SINGAPORE (May 18): Analysts are losing their appetite for Jumbo as this stock has lost its flavour.

On May 14, Jumbo also released its 1H20 results, which saw earnings fall some 71.5% to $2.1 million from $7.4 million in 1H19. Revenue in the same period was down 13.1% y-o-y to $66.7 million.

“The last few months have proved to be the most challenging periods for Jumbo since the group was established 33 years ago,” says group CEO and executive director Ang Kiam Meng, noting that the circuit breaker measure due to the Covid-19 pandemic has caused the business environment to be very challenging.

As it is, ten out of its 16 outlets are temporarily closed. The remaining six outlets are getting by with takeaways and delivers.

On the other hand, Singapore was impacted by the ban of Chinese tourists at the end of January and subsequent social distancing measures as COVID-19 cases increased. High fixed costs from labour and rental expenses resulted in PATMI declining more than the topline.

Ultimately, Jumbo’s 1H20 was saved by a $3 million worth of a Government grant from the Job Support Scheme (JSS).

To conserve cash, Jumbo will not pay an interim dividend. This time last year, it paid 0.5 cent per share.

See: Jumbo Group suffers 71.5% earnings drop

With the outlook for Jumbo looking bleak, RHB Group Research has downgraded its call on Jumbo to “sell” from “neutral” with a slightly lower target price of 19 cents from 20 cents previously.

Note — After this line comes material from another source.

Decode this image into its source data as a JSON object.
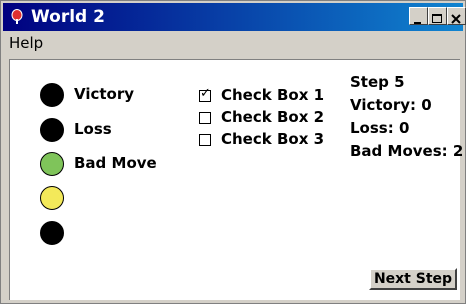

In a Monday report, analyst Juliana Cai expects sales and profitability in 3Q20 for Jumbo to be adversely impacted by the absence of tourist demand coupled with the ban of on-premise dining.

Although the circuit breaker is expected to be lifted on June 2, but local ministers have said that dining out would take a longer time to resume.

“We expect takeaways and delivery to be less than 20% of normal sales,” says Cai.

Jumbo has implemented a reduction in variable and base salaries, cut down on casual labours and overtime work to reduce its fixed cost. It has also managed to negotiate for some rental waivers for the circuit breaker period. The enhanced JSS for April and May could also provide some relief for the group.

“But, overall, with the major decline in Singapore sales and a slow recovery in China’s footfall, we think 3Q20 might go into losses, before a gradual recovery in 4Q20 when more social distancing restrictions could be eased,” says Cai, who also does not expect any dividends for FY20.

Similarly, CGS-CIMB believes the stock has lost its heat as analyst Ong Khang Chuen has also downgraded his recommendation on Jumbo to “reduce” from “hold” with a lowered target prive of 20 cents from 21.8 cents previously.

“We estimate tourists and business meals account for some 60% of Jumbo’s typical revenue base in Singapore. With local consumer spending also likely to remain cautious under the current macro backdrop, we believe Jumbo’s footfall will take time to recover even after the circuit breaker measures are lifted,” says Ong.

Meanwhile, the decline for Jumbo’s same store sales growth (SSSG) is expected to worsen in April and May by to -80% y-o-y, before showing a slight recovery to -50% in June.

Management also noted that while its China operations are seeing signs of recovery, footfall remained weak at about 70% of the normal rate in April.

To ease its pain, Jumbo has boosted its online food delivery offerings and promotional activities; implemented cost-saving measures; as well as actively negotiating with landlords to secure rental relief.

“Despite active cost-saving measures and government relief programme, we forecast Jumbo to record a net loss of $2.8 million in FY20. With our lower SSSG assumption, we also cut our FY21-22 EPS by 7-39%,” says Ong.

As at 12.30pm, shares in Jumbo are trading at 25 cents or 2.3 times FY20 book.